My parents planted apple trees 30 years ago when they moved into their home. Macoun, Crispin, and Northern Spy apples. And if you’re wondering, that’s the best time to have planted a fruit orchard… 30 years ago.
I was as old as my own daughter when they bought the house, and I though have exactly one photo of their yard sans landscaping, there are hundreds of it in various state of evolution. The ever-changing state of that homestead might be the biggest reason I enjoy taking lots of photos of my own homes. I have a lot of memories playing in the backyard alongside those trees; they were never sturdy enough to climb when I was in my formative spider monkey years, but we used the then-small fruits as alts to tennis balls when playing with our dogs, and dodged low-hanging branches while riding our bikes and running the bases on our makeshift diamond.
My Dad was raised on a working apple farm, so this mission of his was fairly intentional, to cultivate the perfect orchard that would be in full effect by the time my sister and I were adults returning to enjoy it with our own families. Well done, parents, and thanks for the 100+ lbs. of apples.
We visited a few weekends ago. This is the third year that we harvested fruit. For longer, my parents have been able to harvest a bushel or two for themselves to eat and make desserts for special occasions, but without spraying (these trees are pesticide-free) the apple harvest has continued to improve and this year is the best yet. Besides the age of the trees themselves, I don’t know enough about all of the other factors that contribute to a stellar growing season (rain, warmth, pollination conditions) but I’ll hope for now that these mature apple trees are around and serving us for many decades to come.
In all honesty, we could have filled 140 boxes of apples, not just the 4 that we lugged home in our laps and underfoot. The plan? Applesauce for ages.
This year we’ll make as much as we can. We’ll probably have homemade sauce until Spring, even if the girls eat it several times a week.
The quick recipe?
- ~20 apples, peeled, cored, and chopped. For the love of efficiency, buy yourself one of these apple peelers (shown above).
- 1-2 tablespoons of cinnamon
- 1/4 cup of sugar (optional – I test more and less sugar with each batch, the apples themselves are quite sweet but I think it helps the juices extract from the fruit)
- Put all of it right on the stove in a covered stock pot over medium heat for 20 minutes. Stir. The apples will begin to break down, it will become quite liquidy.
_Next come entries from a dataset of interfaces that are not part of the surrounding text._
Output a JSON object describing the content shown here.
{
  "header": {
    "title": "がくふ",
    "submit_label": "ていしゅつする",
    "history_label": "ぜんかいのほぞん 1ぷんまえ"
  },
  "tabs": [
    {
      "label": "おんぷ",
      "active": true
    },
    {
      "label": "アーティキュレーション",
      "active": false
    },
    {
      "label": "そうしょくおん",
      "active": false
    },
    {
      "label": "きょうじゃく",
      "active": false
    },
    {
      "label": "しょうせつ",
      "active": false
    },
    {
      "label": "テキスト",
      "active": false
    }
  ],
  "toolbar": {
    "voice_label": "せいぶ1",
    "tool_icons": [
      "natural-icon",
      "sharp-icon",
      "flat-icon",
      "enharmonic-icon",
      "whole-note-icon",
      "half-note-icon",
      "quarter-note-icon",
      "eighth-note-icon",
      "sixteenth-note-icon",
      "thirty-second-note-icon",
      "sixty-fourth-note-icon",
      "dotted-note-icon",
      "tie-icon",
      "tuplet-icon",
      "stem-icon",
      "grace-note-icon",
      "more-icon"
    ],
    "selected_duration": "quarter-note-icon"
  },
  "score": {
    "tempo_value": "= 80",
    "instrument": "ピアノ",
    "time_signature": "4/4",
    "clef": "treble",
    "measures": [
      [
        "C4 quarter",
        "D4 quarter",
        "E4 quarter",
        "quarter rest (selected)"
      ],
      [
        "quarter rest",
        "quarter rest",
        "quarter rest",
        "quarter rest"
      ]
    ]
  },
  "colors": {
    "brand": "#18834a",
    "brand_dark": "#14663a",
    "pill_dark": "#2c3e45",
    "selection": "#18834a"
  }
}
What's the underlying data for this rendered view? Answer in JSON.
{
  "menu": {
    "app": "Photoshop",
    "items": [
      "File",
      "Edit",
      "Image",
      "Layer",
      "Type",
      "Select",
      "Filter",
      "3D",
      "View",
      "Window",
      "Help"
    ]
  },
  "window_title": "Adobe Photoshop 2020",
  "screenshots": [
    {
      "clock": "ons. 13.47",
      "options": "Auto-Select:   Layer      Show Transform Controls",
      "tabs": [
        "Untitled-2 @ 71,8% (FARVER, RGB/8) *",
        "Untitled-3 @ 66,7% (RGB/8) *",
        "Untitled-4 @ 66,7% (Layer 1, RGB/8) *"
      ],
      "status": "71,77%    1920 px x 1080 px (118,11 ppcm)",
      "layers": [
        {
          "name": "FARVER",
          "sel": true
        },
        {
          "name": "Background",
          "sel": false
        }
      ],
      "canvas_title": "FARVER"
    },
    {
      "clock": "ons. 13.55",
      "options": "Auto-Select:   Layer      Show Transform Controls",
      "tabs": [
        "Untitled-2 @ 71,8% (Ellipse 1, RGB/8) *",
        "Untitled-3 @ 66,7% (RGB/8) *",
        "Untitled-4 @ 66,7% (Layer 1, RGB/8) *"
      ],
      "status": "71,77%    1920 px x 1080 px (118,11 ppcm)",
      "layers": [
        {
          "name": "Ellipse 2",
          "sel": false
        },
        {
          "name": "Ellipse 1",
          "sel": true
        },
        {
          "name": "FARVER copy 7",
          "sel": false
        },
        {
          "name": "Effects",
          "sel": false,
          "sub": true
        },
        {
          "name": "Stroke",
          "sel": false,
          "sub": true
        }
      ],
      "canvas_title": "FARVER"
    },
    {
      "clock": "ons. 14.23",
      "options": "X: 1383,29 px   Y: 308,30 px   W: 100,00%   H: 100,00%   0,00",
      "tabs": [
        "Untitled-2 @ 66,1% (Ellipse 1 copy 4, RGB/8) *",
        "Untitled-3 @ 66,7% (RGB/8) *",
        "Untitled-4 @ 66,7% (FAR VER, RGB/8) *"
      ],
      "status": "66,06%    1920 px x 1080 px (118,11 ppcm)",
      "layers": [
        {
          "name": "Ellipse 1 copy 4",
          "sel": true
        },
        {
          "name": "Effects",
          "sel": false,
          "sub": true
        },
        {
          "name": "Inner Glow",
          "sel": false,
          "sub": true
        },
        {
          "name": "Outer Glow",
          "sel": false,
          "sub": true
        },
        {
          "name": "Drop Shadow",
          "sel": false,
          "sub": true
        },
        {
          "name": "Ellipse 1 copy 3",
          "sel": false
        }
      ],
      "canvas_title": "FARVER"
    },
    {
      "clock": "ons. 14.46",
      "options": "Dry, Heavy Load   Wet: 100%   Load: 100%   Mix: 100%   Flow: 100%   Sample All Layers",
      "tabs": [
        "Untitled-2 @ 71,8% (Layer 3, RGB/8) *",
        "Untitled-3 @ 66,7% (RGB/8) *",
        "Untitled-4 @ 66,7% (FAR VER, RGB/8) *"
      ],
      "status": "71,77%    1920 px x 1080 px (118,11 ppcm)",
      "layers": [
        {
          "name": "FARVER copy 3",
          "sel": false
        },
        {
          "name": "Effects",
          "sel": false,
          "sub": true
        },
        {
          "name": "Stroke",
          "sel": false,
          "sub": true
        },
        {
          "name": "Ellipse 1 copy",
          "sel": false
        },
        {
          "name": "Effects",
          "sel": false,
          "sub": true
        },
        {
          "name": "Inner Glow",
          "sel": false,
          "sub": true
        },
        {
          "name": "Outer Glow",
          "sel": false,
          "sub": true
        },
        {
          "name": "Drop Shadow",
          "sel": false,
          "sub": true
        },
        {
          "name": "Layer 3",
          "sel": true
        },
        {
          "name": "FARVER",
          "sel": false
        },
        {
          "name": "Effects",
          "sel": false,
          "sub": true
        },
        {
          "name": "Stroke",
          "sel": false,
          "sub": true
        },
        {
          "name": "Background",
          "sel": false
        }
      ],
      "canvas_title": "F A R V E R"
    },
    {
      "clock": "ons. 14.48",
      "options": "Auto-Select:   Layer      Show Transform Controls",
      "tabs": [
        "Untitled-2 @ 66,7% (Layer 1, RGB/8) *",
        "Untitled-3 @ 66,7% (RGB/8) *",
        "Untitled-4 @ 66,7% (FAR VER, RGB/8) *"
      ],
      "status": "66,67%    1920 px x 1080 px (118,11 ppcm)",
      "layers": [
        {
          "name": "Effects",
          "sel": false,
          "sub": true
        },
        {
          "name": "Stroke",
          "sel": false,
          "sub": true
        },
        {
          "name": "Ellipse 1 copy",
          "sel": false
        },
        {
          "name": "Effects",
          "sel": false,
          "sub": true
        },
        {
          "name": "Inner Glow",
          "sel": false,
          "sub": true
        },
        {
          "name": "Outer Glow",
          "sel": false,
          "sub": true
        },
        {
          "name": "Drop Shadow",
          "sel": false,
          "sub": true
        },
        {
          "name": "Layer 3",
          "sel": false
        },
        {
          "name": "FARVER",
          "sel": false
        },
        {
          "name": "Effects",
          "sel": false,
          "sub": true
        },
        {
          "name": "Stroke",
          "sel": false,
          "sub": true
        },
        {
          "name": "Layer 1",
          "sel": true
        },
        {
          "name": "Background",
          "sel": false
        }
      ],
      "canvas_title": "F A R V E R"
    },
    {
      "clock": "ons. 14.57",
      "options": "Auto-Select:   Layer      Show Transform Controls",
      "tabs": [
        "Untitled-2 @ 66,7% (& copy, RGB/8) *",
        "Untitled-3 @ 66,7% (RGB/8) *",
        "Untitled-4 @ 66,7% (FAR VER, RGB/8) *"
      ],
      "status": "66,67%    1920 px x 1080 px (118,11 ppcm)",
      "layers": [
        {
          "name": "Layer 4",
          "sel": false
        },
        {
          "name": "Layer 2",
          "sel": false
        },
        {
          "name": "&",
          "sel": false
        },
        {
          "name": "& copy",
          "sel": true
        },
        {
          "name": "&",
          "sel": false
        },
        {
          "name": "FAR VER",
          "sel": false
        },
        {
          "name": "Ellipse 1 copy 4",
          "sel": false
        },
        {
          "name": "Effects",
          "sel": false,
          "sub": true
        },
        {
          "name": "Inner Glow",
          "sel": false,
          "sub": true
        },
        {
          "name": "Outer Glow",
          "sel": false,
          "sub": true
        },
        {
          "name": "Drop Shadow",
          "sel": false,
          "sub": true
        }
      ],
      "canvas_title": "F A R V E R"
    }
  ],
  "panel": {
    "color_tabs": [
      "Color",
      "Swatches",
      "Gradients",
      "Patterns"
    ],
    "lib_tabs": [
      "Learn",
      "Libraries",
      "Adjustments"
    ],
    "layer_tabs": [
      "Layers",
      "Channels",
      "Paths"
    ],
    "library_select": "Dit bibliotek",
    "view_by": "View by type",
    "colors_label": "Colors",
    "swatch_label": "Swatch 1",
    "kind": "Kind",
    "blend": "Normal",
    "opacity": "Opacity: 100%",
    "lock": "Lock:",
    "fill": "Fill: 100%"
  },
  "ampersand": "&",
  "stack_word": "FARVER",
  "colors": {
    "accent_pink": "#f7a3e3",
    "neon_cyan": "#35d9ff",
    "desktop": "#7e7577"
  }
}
Cover with the heat on low for an additional 20-30 minutes. After this point, the apples should break down easily when you poke them. A simple potato masher will do the trick, a hand blender if your family is more particular about lumps – work it until you have the consistency that you want. Let the applesauce cool, and store in the refrigerator.
- If you have excess like me with my 20 batches, freeze it in manageable quart-size freezer bags, working to squeeze out the air in the bag while you seal it. Lay them flat in the freezer, and store them for 3-months (typical freezer) or for a year (deep freezer) and use on-demand.